Mocking political opponents online is the best way to go viral
The best way to go viral is by mocking your political opponents, according to a new analysis of millions of Tweets and Facebook posts from the US.
Psychologists from the University of Cambridge analysed more than 2.7 million tweets and Facebook posts from US media outlets and Congress members from across the political divide.
The analysis found that for every additional word referencing either a rival politician or competing worldview, the post was 67% more likely to be shared.
While researchers gave the example of a Republican source including the words ‘Biden’ and ‘Liberal’ in their posts, the effect was the same across the political spectrum.
‘Slamming the political opposition was the most powerful predictor of a post going viral out of all those we measured,’ said lead study author Steve Rathje.
‘This was the case for both Republican and Democrat-leaning media outlets and politicians on Facebook and Twitter.
In general, the study found that social media posts about the ‘political outgroup’, those on the other side of the political divide, received twice as many shares as those praising people or organisations from within a political group.
‘Social media keeps us engaged as much as possible to sell advertising,’ said Rathje.
‘This business model has ended up rewarding politicians and media companies for producing divisive content in which they dunk on perceived enemies.
‘Our study suggests that out-party hate is much better at capturing our attention online than in-party love. This may be feeding a dangerous political climate.’
Previous research looking at online ‘virality’, or shareability, found that using language that evoked strong negative emotions, like anger or moral indignation, increased the likelihood of shares.

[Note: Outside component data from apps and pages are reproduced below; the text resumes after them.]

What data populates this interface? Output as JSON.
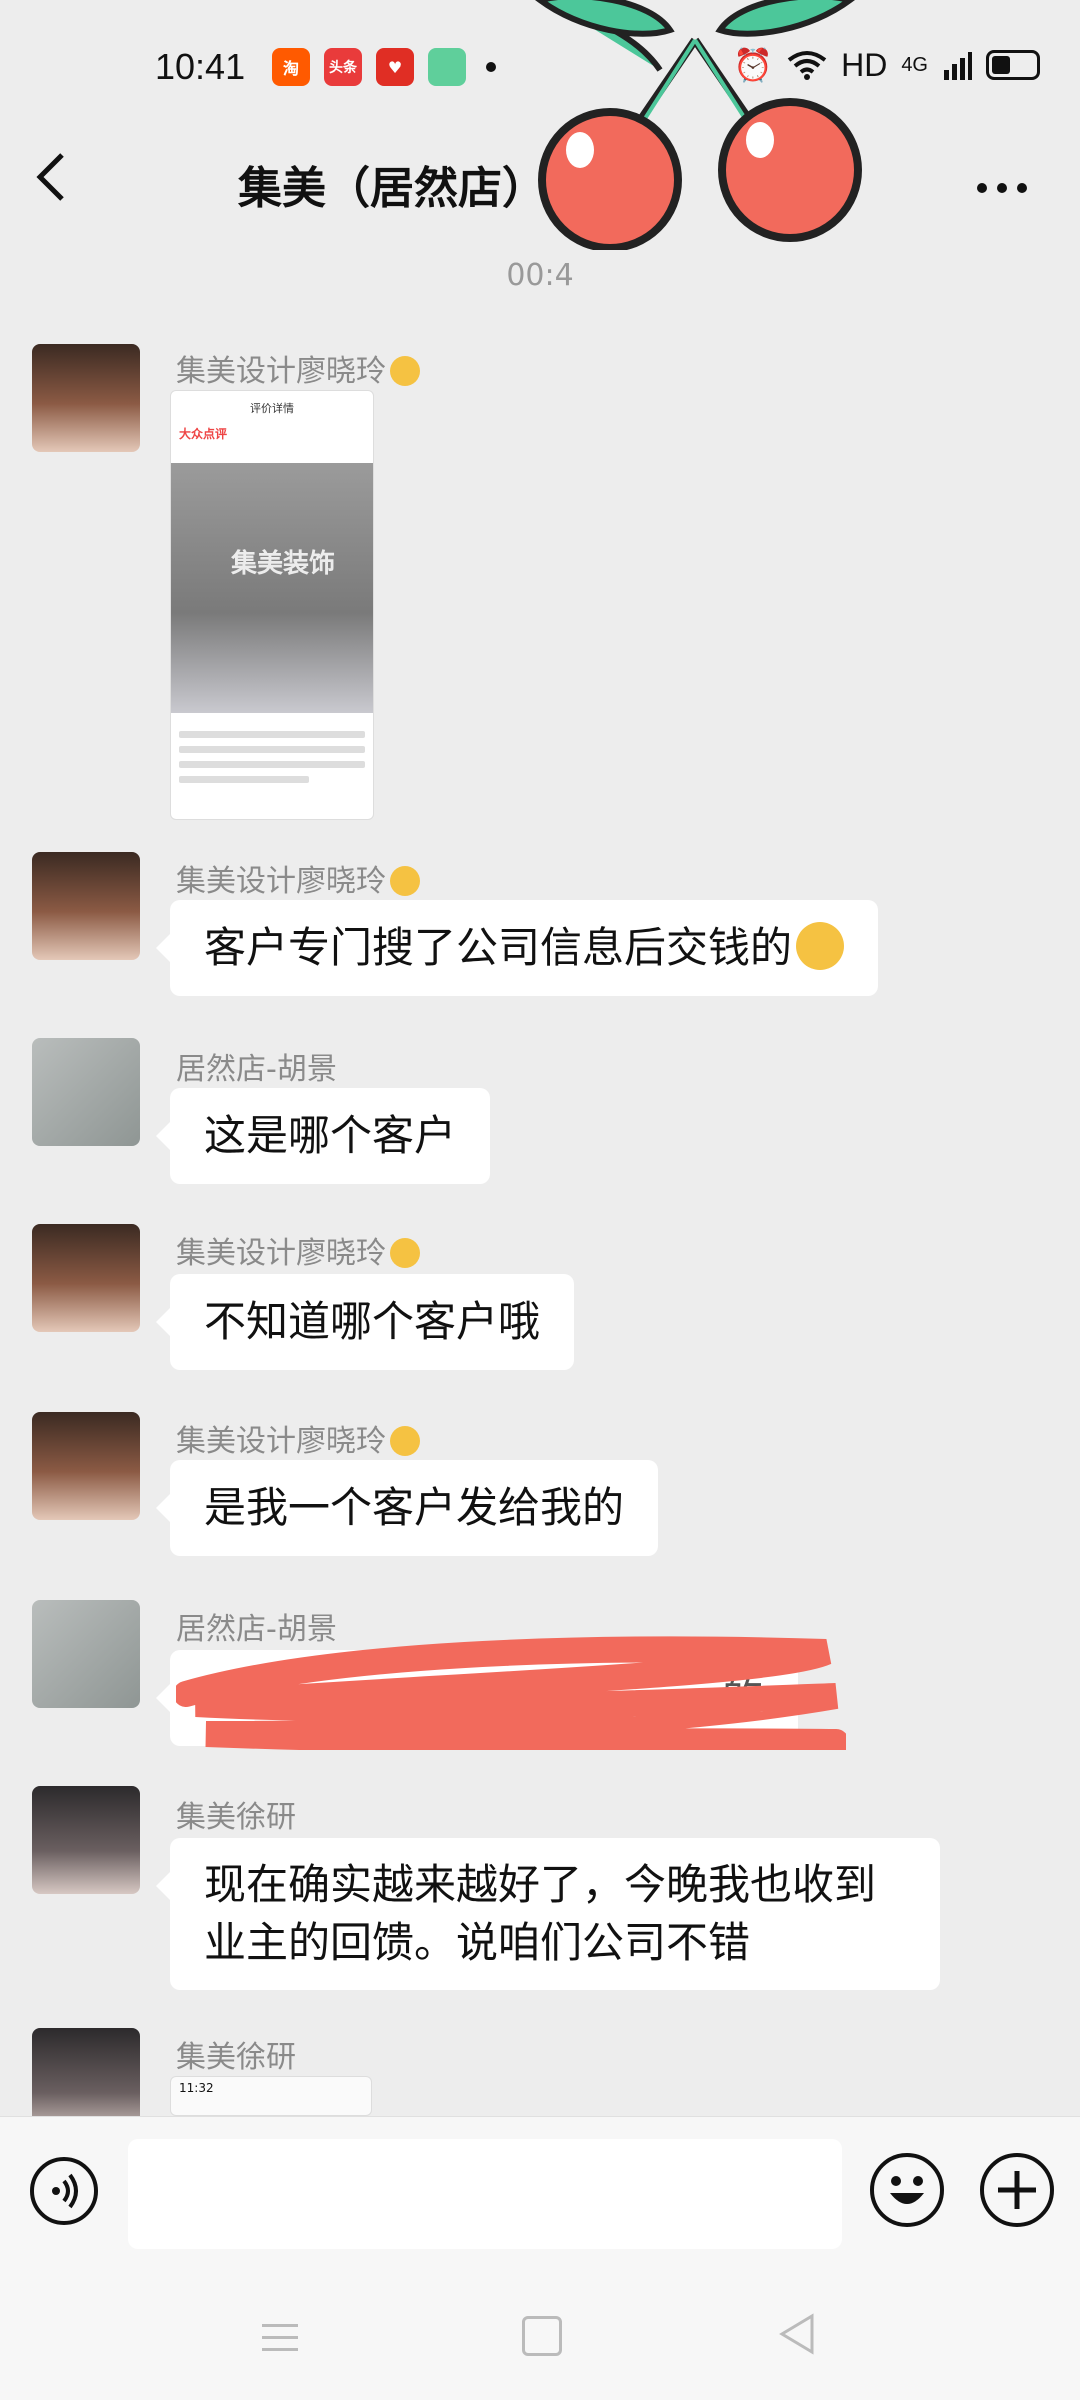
{
  "status_bar": {
    "time": "10:41",
    "app_icons": [
      {
        "icon": "taobao-icon",
        "label": "淘",
        "color": "#ff5a00"
      },
      {
        "icon": "toutiao-icon",
        "label": "头条",
        "color": "#e93b3b"
      },
      {
        "icon": "pinduoduo-icon",
        "label": "",
        "color": "#e02e24"
      },
      {
        "icon": "app-icon",
        "label": "",
        "color": "#5fcf9b"
      }
    ],
    "network": "HD",
    "signal": "4G"
  },
  "nav": {
    "title": "集美（居然店）",
    "back_icon": "chevron-left-icon",
    "more_icon": "more-horizontal-icon"
  },
  "timestamp": "00:4",
  "messages": [
    {
      "sender": "集美设计廖晓玲",
      "type": "image",
      "image_caption": {
        "header": "评价详情",
        "logo": "大众点评",
        "sign": "集美装饰"
      }
    },
    {
      "sender": "集美设计廖晓玲",
      "type": "text",
      "text": "客户专门搜了公司信息后交钱的"
    },
    {
      "sender": "居然店-胡景",
      "type": "text",
      "text": "这是哪个客户"
    },
    {
      "sender": "集美设计廖晓玲",
      "type": "text",
      "text": "不知道哪个客户哦"
    },
    {
      "sender": "集美设计廖晓玲",
      "type": "text",
      "text": "是我一个客户发给我的"
    },
    {
      "sender": "居然店-胡景",
      "type": "redacted",
      "text": "…的"
    },
    {
      "sender": "集美徐研",
      "type": "text",
      "text": "现在确实越来越好了，今晚我也收到业主的回馈。说咱们公司不错"
    },
    {
      "sender": "集美徐研",
      "type": "image",
      "image_caption": {
        "header": "11:32"
      }
    }
  ],
  "input": {
    "placeholder": "",
    "voice_icon": "voice-icon",
    "emoji_icon": "emoji-icon",
    "plus_icon": "plus-icon"
  },
  "system_nav": {
    "menu_icon": "menu-icon",
    "home_icon": "home-icon",
    "back_icon": "triangle-back-icon"
  },
  "colors": {
    "background": "#ededed",
    "bubble": "#ffffff",
    "scribble": "#f26a5c",
    "sticker_cherry": "#f26a5c",
    "sticker_leaf": "#4cc79a"
  }
}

But the Cambridge study, published today in the journal Proceedings of the National Academy of Sciences, found that terms related to the political outgroup were five times more effective than negative emotional language.
The authors of the study argued that their findings reveal the ‘perverse incentives’ driving conversation on large social media platforms, which could fuel political polarisation in democratic states like the US.
Facebook has come under particular criticism for fuelling the increase in political partisanship, with critics arguing Facebook preferences user ‘engagement’ above other metrics like safety.
Reports have alleged that new Facebook product tweaks that reduce user engagement too much are discarded, and that CEO Mark Zuckerberg is single minded in his approach to increase site engagement.
An internal Facebook report in 2017 found that the company’s push to maximise engagement was increasing prohibited content and political polarisation, and the company put together a task force to address the findings.
But the group was soon disbanded, with many of the task force’s recommendations going unimplemented.
While Facebook announced an algorithm change in 2018 to value ‘deeper’ reactions like reactions and comments, researchers say this may have actually prioritised posts full of ‘outgroup animosity’.
‘We are told we need to escape our online echo chambers,’ said Prof Sander van der Linden, senior author of the study.
‘Yet if we do start to follow a diverse range of accounts we encounter waves of negativity about our own social group due to the viral nature of hostile posts.’